INPUT:
# # # # #

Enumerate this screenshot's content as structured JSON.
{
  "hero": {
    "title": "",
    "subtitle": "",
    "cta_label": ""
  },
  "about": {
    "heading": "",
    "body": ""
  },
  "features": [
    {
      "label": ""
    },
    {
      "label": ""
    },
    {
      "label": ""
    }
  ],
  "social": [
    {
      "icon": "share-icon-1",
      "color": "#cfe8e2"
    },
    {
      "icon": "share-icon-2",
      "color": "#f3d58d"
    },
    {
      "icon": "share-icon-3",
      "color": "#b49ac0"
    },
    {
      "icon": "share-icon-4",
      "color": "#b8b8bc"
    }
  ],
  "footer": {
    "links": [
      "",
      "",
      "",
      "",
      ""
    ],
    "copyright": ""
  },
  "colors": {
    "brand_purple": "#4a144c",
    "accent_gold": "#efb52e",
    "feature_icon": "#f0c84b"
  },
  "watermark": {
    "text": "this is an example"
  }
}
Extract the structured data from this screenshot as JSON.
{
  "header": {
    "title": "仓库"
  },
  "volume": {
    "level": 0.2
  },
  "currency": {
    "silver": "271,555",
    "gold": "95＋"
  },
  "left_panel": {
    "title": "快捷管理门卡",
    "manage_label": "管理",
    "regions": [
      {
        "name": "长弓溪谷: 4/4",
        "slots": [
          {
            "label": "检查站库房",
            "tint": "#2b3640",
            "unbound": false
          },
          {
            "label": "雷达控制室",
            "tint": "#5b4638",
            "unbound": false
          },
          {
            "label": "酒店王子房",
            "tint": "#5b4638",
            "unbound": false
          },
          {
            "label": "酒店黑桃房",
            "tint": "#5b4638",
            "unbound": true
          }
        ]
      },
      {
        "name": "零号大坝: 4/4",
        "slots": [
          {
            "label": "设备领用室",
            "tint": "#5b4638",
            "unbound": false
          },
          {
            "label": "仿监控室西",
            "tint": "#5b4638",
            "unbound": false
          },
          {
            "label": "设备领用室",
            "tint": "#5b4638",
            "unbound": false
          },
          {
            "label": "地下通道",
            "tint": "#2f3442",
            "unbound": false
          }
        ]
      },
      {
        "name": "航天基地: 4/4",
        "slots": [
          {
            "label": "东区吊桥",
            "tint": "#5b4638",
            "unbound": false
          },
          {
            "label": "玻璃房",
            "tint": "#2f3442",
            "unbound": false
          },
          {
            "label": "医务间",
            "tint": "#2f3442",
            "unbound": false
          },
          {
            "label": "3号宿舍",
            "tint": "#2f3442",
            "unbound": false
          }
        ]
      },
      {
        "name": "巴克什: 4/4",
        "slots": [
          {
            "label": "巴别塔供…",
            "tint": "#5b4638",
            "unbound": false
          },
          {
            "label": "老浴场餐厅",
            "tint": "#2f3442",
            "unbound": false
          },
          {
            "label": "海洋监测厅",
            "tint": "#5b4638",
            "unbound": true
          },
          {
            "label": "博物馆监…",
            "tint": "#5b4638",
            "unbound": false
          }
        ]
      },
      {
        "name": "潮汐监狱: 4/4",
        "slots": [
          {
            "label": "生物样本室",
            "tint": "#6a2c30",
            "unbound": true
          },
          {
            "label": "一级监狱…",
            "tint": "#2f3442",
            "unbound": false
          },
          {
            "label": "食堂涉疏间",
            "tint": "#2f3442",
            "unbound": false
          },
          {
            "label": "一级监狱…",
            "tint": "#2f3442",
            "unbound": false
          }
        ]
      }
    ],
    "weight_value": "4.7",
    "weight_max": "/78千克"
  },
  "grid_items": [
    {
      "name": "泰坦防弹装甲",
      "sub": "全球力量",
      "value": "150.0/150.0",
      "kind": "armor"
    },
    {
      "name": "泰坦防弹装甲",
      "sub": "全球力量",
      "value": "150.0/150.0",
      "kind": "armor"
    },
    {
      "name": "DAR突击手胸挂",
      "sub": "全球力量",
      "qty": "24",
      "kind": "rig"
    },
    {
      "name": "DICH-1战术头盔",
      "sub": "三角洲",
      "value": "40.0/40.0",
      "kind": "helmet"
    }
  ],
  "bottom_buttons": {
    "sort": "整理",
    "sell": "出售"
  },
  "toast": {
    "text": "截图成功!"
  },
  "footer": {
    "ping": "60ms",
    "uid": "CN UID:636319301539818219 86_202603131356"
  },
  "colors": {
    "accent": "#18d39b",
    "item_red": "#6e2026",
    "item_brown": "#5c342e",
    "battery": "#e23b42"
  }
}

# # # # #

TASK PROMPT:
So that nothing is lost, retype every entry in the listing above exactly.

ANSWER:
Enumerate this screenshot's content as structured JSON.
{
  "hero": {
    "title": "",
    "subtitle": "",
    "cta_label": ""
  },
  "about": {
    "heading": "",
    "body": ""
  },
  "features": [
    {
      "label": ""
    },
    {
      "label": ""
    },
    {
      "label": ""
    }
  ],
  "social": [
    {
      "icon": "share-icon-1",
      "color": "#cfe8e2"
    },
    {
      "icon": "share-icon-2",
      "color": "#f3d58d"
    },
    {
      "icon": "share-icon-3",
      "color": "#b49ac0"
    },
    {
      "icon": "share-icon-4",
      "color": "#b8b8bc"
    }
  ],
  "footer": {
    "links": [
      "",
      "",
      "",
      "",
      ""
    ],
    "copyright": ""
  },
  "colors": {
    "brand_purple": "#4a144c",
    "accent_gold": "#efb52e",
    "feature_icon": "#f0c84b"
  },
  "watermark": {
    "text": "this is an example"
  }
}
Extract the structured data from this screenshot as JSON.
{
  "header": {
    "title": "仓库"
  },
  "volume": {
    "level": 0.2
  },
  "currency": {
    "silver": "271,555",
    "gold": "95＋"
  },
  "left_panel": {
    "title": "快捷管理门卡",
    "manage_label": "管理",
    "regions": [
      {
        "name": "长弓溪谷: 4/4",
        "slots": [
          {
            "label": "检查站库房",
            "tint": "#2b3640",
            "unbound": false
          },
          {
            "label": "雷达控制室",
            "tint": "#5b4638",
            "unbound": false
          },
          {
            "label": "酒店王子房",
            "tint": "#5b4638",
            "unbound": false
          },
          {
            "label": "酒店黑桃房",
            "tint": "#5b4638",
            "unbound": true
          }
        ]
      },
      {
        "name": "零号大坝: 4/4",
        "slots": [
          {
            "label": "设备领用室",
            "tint": "#5b4638",
            "unbound": false
          },
          {
            "label": "仿监控室西",
            "tint": "#5b4638",
            "unbound": false
          },
          {
            "label": "设备领用室",
            "tint": "#5b4638",
            "unbound": false
          },
          {
            "label": "地下通道",
            "tint": "#2f3442",
            "unbound": false
          }
        ]
      },
      {
        "name": "航天基地: 4/4",
        "slots": [
          {
            "label": "东区吊桥",
            "tint": "#5b4638",
            "unbound": false
          },
          {
            "label": "玻璃房",
            "tint": "#2f3442",
            "unbound": false
          },
          {
            "label": "医务间",
            "tint": "#2f3442",
            "unbound": false
          },
          {
            "label": "3号宿舍",
            "tint": "#2f3442",
            "unbound": false
          }
        ]
      },
      {
        "name": "巴克什: 4/4",
        "slots": [
          {
            "label": "巴别塔供…",
            "tint": "#5b4638",
            "unbound": false
          },
          {
            "label": "老浴场餐厅",
            "tint": "#2f3442",
            "unbound": false
          },
          {
            "label": "海洋监测厅",
            "tint": "#5b4638",
            "unbound": true
          },
          {
            "label": "博物馆监…",
            "tint": "#5b4638",
            "unbound": false
          }
        ]
      },
      {
        "name": "潮汐监狱: 4/4",
        "slots": [
          {
            "label": "生物样本室",
            "tint": "#6a2c30",
            "unbound": true
          },
          {
            "label": "一级监狱…",
            "tint": "#2f3442",
            "unbound": false
          },
          {
            "label": "食堂涉疏间",
            "tint": "#2f3442",
            "unbound": false
          },
          {
            "label": "一级监狱…",
            "tint": "#2f3442",
            "unbound": false
          }
        ]
      }
    ],
    "weight_value": "4.7",
    "weight_max": "/78千克"
  },
  "grid_items": [
    {
      "name": "泰坦防弹装甲",
      "sub": "全球力量",
      "value": "150.0/150.0",
      "kind": "armor"
    },
    {
      "name": "泰坦防弹装甲",
      "sub": "全球力量",
      "value": "150.0/150.0",
      "kind": "armor"
    },
    {
      "name": "DAR突击手胸挂",
      "sub": "全球力量",
      "qty": "24",
      "kind": "rig"
    },
    {
      "name": "DICH-1战术头盔",
      "sub": "三角洲",
      "value": "40.0/40.0",
      "kind": "helmet"
    }
  ],
  "bottom_buttons": {
    "sort": "整理",
    "sell": "出售"
  },
  "toast": {
    "text": "截图成功!"
  },
  "footer": {
    "ping": "60ms",
    "uid": "CN UID:636319301539818219 86_202603131356"
  },
  "colors": {
    "accent": "#18d39b",
    "item_red": "#6e2026",
    "item_brown": "#5c342e",
    "battery": "#e23b42"
  }
}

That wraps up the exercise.